Start of EXERCISE INPUTS

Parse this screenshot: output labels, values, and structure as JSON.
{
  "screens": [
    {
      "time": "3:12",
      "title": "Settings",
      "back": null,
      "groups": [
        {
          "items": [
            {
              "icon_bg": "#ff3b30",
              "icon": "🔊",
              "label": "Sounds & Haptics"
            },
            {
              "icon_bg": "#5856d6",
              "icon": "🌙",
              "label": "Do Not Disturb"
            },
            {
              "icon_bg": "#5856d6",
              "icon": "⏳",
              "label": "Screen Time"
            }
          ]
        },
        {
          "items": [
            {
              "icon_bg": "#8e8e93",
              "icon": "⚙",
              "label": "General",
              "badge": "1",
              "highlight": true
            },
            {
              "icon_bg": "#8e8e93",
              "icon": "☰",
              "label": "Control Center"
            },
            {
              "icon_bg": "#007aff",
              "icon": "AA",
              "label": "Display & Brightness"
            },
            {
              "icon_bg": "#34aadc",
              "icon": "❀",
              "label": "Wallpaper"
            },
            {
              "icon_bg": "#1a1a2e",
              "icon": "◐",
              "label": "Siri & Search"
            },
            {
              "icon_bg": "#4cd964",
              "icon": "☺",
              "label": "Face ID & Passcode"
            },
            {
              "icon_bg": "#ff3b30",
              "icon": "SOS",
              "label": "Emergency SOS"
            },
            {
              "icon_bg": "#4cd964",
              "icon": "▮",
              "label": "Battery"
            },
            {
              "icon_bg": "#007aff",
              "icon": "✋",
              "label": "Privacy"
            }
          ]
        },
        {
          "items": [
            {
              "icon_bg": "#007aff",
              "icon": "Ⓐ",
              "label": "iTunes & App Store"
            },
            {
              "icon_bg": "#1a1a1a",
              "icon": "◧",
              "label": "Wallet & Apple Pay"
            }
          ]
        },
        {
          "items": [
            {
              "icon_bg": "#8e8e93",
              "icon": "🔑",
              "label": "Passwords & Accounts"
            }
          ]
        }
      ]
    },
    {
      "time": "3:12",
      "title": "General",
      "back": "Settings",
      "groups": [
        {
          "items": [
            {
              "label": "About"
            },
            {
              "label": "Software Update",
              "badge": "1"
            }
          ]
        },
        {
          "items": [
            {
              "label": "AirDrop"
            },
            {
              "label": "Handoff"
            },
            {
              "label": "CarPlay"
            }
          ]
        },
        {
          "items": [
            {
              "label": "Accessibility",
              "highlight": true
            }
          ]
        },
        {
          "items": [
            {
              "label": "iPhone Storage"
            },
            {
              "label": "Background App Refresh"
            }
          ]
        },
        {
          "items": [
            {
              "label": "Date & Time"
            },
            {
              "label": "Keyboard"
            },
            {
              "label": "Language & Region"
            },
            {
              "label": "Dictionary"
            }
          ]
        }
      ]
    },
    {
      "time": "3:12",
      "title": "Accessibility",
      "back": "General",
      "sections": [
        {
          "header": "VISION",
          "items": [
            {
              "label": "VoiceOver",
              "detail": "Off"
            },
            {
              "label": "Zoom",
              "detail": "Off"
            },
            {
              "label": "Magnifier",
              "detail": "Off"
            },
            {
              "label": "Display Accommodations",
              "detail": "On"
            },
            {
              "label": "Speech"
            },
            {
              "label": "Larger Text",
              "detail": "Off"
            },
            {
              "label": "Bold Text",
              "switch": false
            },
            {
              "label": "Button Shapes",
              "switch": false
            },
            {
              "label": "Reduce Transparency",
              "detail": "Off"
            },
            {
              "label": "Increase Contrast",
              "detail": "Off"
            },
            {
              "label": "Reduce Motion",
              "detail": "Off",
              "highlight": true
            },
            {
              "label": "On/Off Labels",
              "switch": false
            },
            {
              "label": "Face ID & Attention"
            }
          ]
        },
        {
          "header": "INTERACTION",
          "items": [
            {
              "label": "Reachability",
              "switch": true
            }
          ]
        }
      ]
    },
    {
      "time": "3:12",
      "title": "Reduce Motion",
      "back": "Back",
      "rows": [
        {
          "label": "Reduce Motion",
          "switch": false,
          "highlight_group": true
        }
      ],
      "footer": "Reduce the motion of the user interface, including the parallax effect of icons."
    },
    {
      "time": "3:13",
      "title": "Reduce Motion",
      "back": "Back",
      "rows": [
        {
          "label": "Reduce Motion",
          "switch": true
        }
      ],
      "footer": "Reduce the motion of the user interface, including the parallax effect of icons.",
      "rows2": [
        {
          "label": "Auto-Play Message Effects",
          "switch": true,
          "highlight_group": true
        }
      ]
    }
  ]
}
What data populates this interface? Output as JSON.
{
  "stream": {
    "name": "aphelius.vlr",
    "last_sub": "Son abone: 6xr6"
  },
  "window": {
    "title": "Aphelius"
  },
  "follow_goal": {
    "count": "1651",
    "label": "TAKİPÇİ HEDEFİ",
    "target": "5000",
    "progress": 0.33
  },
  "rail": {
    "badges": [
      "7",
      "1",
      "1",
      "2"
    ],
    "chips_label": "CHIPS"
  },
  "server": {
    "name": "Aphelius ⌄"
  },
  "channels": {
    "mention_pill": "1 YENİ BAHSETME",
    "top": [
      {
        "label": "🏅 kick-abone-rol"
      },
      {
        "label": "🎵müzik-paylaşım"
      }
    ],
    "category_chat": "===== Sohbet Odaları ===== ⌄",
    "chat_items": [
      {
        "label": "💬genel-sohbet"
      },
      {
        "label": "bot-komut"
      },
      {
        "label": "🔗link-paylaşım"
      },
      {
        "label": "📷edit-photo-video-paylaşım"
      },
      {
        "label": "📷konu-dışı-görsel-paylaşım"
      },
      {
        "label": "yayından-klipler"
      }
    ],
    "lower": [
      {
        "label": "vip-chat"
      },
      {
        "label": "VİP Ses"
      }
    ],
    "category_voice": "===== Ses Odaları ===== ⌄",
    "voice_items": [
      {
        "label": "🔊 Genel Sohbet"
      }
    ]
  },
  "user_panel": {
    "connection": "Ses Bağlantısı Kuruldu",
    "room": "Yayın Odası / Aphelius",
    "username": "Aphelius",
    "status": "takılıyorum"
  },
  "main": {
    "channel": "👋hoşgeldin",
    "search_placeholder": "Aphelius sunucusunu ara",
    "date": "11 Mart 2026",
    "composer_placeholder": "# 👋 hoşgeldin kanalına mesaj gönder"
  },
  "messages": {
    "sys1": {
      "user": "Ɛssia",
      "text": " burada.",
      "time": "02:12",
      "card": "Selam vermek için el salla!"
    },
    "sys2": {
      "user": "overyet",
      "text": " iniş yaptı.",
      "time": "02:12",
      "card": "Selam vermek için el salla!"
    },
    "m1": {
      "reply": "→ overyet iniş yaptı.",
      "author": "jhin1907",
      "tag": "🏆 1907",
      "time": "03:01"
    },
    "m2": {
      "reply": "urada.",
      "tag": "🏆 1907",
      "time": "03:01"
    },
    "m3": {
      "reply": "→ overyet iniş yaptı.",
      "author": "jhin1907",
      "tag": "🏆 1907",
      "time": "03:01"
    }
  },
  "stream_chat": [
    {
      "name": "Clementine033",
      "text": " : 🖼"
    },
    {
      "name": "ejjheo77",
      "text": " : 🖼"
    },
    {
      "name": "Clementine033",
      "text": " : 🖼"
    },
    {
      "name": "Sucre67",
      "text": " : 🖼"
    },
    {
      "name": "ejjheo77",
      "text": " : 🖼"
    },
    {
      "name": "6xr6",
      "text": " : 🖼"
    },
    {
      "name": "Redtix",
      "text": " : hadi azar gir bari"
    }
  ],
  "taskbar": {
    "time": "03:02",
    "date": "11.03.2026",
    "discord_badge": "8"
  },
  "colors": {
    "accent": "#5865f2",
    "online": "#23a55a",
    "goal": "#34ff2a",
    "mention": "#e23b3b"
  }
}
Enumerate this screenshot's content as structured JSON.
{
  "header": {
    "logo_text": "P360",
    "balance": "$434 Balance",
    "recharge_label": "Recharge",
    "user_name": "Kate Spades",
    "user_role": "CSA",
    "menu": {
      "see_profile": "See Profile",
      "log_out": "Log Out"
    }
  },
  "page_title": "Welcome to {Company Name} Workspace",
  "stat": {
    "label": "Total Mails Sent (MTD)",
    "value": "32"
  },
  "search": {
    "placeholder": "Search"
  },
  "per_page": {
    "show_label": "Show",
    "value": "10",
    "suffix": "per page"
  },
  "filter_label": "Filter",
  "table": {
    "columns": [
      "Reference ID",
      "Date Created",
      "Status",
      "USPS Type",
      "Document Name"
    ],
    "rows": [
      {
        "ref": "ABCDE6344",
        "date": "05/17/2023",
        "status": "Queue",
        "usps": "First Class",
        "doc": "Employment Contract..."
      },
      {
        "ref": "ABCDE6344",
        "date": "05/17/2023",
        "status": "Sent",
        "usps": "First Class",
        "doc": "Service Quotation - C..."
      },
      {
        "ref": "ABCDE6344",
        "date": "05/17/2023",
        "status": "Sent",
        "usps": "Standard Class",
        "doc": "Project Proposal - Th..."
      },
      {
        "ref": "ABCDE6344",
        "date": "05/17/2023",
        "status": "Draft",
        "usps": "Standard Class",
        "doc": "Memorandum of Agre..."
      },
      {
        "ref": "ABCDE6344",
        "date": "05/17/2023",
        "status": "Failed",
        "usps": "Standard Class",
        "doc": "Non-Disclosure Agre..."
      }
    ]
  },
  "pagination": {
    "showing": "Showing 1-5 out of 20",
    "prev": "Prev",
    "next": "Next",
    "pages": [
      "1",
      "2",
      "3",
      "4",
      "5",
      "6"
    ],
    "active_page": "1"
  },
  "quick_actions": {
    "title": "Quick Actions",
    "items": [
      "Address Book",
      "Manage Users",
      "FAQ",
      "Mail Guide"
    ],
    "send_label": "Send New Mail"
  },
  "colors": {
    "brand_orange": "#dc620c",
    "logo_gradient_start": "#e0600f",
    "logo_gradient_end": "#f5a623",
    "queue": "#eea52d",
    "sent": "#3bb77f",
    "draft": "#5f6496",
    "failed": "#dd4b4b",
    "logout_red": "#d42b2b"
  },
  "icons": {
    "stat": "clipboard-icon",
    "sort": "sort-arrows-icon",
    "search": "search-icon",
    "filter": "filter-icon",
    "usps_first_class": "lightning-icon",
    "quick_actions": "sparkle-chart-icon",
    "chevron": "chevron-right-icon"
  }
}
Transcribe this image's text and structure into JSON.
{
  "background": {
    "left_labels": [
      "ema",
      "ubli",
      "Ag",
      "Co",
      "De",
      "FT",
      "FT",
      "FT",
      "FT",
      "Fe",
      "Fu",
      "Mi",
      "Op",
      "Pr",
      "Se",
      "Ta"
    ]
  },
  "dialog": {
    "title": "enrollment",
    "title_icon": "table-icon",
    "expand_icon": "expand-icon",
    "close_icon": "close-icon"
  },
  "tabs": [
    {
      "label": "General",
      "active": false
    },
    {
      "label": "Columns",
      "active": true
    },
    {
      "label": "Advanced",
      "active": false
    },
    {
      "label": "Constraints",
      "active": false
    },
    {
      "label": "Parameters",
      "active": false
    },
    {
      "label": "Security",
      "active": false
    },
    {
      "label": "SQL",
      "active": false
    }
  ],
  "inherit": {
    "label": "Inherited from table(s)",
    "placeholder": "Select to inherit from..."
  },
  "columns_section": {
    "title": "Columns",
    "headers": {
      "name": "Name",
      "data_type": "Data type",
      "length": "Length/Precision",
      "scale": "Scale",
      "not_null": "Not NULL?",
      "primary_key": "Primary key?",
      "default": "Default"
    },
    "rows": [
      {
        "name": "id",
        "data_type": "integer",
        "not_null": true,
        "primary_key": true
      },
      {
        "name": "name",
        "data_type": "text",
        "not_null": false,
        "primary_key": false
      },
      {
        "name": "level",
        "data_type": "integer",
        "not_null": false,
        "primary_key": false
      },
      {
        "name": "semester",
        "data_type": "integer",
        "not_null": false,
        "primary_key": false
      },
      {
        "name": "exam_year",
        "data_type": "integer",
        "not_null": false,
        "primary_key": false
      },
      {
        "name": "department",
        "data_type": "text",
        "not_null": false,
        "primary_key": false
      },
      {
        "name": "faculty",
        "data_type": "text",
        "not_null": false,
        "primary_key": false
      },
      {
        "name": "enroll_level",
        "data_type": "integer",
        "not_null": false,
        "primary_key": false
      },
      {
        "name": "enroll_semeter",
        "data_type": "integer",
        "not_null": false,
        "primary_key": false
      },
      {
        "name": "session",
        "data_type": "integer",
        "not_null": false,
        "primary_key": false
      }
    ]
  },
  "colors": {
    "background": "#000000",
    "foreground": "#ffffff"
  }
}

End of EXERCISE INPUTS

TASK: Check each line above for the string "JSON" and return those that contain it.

SOLUTION:
Parse this screenshot: output labels, values, and structure as JSON.
What data populates this interface? Output as JSON.
Enumerate this screenshot's content as structured JSON.
Transcribe this image's text and structure into JSON.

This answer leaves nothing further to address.